She wanted to compose music, but wasn’t sure where that path would take her. A friend asked what jobs were available to music composers, and Barrozo hazarded that maybe she could score films.

When talking about the milestones in her successful career, Barrozo says it was the failures that really shaped who she is. Her dreams of getting into the UP College of Music were dashed when she failed the entrance exam. Instead she took biochemistry at UST, accepting that music was not the path for her. Still, she frequented UST’s Conservatory of Music library, determined to retake the UP College of Music exam just to prove she could. On her second take, Barrozo topped the exams and shifted into her dream college.

Unfortunately, college politics discouraged her and Barrozo didn’t finish her course. For a long time, dropping out made her feel insecure.

Collaborations are a key to creating effective film scores.

The College of Music is right beside the College of Mass Communications and student filmmakers needed music scores for their projects, introducing Barrozo to her first foray into the scene.

“You have to listen to the director. It’s their film. it’s their vision,” Barrozo says. It was the antithesis to what she learned at her own college, where composers were taught to be wholly in charge of their works. “When you compose, instrumentalists have to listen to you. When you score for films, you have to collaborate with others.”

Her first big break was scoring Brillante Mendoza’s Tirador. “I didn’t have a degree, and I really wanted to impress him,” Barrozo said. For that film, she pulled all the stops, showing off all the music theory she could fit in the score. When presenting the music to Mendoza, the director shook his head. “Hindi nagwo-work e.” Barrozo took that failure to heart, thinking that she lost the project. Instead, Mendoza told her to go home, sleep on it, and revise the score. “It wasn’t the end. Revisions are a second chance.”

Failures are not the end. Revisions provide a second chance.

These days, Barrozo is a firm believer of revisions, second chances, and collaboration. While film scoring technically begins at the post-production stage of films, Barrozo prefers getting on board at pre-production. “I listen to the pre-prod discussions, learn about the director, what their taste is like, their vision of the film.
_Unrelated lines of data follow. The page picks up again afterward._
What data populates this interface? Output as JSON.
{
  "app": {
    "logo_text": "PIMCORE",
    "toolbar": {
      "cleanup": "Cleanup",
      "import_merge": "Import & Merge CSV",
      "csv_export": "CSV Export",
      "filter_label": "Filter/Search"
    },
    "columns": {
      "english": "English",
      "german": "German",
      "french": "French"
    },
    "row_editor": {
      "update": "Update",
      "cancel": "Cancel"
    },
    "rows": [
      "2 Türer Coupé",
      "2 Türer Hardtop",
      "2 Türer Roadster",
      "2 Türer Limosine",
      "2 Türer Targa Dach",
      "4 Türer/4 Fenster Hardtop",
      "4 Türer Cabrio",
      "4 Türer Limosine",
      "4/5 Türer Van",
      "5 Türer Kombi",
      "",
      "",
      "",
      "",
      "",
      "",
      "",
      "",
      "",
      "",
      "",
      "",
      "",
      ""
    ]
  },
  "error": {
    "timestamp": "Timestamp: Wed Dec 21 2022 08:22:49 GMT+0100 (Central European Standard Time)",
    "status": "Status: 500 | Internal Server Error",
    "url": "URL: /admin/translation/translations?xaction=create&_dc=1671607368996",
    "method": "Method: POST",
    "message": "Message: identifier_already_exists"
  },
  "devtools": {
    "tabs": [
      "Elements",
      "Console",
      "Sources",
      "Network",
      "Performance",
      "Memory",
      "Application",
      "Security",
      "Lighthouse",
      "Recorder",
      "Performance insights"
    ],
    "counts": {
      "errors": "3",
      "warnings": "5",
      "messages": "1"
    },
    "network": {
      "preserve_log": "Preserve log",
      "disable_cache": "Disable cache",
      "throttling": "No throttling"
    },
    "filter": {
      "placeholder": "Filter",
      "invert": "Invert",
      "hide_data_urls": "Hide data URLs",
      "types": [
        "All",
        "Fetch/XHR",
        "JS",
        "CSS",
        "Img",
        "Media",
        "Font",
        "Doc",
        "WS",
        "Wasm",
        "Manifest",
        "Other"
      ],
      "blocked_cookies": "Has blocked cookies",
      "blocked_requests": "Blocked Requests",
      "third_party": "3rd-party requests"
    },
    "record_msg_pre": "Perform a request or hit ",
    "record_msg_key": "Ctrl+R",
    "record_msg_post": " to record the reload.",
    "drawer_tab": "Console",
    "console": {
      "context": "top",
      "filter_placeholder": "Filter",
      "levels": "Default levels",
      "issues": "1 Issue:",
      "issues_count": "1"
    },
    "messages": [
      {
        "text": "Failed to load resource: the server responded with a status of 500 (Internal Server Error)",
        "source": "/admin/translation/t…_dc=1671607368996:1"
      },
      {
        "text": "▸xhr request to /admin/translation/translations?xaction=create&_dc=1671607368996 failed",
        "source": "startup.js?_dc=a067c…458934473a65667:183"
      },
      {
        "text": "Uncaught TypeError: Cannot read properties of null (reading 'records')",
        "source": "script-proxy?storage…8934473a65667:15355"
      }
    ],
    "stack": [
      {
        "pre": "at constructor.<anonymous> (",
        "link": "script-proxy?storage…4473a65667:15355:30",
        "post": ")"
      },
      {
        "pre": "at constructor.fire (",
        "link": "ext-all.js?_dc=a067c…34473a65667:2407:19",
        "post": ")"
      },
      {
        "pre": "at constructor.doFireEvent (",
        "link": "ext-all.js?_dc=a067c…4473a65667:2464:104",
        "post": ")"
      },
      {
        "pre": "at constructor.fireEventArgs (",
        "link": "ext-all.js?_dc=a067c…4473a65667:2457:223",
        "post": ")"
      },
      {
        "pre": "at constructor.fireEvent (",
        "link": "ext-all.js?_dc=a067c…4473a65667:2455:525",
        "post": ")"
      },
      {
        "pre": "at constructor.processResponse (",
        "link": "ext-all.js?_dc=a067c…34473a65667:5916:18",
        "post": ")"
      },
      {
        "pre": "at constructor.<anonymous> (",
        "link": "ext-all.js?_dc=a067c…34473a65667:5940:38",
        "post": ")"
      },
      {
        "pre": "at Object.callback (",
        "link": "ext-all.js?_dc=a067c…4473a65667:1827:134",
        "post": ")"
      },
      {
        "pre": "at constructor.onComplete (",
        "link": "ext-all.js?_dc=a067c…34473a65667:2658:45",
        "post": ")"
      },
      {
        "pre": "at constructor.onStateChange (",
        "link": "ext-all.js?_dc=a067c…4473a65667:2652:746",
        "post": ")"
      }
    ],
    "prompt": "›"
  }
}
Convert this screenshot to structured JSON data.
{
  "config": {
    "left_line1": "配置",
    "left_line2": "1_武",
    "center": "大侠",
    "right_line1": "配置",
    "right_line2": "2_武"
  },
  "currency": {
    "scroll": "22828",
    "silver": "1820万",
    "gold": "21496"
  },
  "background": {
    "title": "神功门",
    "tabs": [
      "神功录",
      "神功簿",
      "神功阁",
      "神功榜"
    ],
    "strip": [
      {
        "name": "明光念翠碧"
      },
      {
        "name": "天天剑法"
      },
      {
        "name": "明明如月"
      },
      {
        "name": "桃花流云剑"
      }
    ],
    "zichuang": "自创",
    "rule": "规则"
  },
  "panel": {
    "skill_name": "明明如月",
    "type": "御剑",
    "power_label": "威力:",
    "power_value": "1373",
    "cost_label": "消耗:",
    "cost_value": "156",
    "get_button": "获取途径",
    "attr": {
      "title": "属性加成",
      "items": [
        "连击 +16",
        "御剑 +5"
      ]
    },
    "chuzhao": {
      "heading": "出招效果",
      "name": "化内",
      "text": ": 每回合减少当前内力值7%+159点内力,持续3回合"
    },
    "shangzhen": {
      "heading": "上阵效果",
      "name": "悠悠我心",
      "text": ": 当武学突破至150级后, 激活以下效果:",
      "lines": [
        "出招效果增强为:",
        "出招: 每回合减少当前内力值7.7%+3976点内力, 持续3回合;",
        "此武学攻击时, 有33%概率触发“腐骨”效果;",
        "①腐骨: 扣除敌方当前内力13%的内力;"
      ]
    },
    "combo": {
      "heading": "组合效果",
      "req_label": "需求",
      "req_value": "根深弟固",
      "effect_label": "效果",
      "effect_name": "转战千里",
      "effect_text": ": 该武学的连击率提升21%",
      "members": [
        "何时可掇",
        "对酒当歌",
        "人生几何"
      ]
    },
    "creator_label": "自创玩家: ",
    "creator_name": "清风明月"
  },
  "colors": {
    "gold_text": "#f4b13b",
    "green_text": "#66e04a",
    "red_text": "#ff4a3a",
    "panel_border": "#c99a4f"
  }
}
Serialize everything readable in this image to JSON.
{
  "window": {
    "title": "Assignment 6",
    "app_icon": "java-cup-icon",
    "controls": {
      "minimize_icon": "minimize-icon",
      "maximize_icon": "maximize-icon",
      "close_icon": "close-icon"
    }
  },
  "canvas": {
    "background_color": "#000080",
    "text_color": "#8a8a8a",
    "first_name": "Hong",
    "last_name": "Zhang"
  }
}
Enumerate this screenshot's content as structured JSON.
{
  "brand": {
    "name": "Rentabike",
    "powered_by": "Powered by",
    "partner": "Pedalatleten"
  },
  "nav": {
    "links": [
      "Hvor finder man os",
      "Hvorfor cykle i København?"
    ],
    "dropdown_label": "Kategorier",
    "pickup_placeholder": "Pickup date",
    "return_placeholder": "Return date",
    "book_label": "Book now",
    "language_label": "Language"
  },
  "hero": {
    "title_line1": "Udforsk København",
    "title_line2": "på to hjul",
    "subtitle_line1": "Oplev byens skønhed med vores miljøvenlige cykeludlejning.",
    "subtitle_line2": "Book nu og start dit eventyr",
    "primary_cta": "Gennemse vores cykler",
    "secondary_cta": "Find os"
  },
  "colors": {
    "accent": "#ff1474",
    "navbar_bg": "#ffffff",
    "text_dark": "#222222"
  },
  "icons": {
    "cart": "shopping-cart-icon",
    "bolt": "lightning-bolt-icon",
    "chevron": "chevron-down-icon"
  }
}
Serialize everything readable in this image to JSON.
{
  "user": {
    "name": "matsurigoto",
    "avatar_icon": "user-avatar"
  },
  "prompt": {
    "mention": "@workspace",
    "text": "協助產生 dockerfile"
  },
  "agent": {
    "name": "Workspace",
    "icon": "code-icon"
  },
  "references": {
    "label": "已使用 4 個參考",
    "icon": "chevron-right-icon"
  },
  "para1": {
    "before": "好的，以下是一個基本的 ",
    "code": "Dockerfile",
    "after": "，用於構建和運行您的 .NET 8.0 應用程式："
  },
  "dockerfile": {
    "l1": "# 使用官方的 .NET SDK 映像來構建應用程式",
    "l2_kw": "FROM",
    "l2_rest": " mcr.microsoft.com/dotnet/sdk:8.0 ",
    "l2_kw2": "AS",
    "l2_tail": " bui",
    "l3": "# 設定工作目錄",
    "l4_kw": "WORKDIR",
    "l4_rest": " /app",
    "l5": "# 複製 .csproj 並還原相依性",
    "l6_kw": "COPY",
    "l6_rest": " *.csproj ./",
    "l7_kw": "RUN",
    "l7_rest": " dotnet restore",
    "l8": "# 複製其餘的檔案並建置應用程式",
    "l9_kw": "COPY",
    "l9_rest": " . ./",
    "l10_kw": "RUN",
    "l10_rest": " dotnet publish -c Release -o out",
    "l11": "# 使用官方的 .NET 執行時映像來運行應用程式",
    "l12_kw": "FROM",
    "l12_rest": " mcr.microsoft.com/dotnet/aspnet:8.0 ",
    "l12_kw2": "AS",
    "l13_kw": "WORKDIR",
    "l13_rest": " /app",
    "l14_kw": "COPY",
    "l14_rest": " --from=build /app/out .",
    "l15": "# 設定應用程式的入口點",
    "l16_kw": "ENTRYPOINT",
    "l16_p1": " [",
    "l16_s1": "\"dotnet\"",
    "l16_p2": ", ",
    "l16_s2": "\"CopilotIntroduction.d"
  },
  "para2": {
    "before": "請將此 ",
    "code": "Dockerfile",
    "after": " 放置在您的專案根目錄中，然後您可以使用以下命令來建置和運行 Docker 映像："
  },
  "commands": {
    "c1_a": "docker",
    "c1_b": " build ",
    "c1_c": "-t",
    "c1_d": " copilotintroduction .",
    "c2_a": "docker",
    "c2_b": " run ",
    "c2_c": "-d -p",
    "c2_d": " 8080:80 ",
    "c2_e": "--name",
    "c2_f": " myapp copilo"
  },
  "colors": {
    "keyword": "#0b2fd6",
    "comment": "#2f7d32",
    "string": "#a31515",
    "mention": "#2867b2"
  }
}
Sometimes I visit the set to see what they’re doing. I talk to the sound design team.”

Asked what makes a good film score, Barrozo says it works when the whole film is effective. She uses one of the latest films she worked on as an example, Antoinette Jadaone’s Fan Girl. The film garnered nominations and won awards for almost all categories at last year’s Metro Manila Film Festival. Nearly all categories, except Best Musical Score.

“We watched a cut of the film with music I created,” Barrozo explains. “But I said, most of the scenes would be better without it. We watched it again without music and the director agreed with me. I was right.It’s a better film that way.”

Asked what advice she could give aspiring film scorers, Teresa boils it down so simply: “Listen.” Listen to music, all types of music, and expand your musical palette. Listen to what’s good and what’s bad, so you can tell the difference. Listen to the director and the people you work with, to get a grasp of the film project and how the music can help take it where it needs to be. And finally, listen to yourself as an artist and as a creator, but know when to separate the self from the ego. From there the music will flow.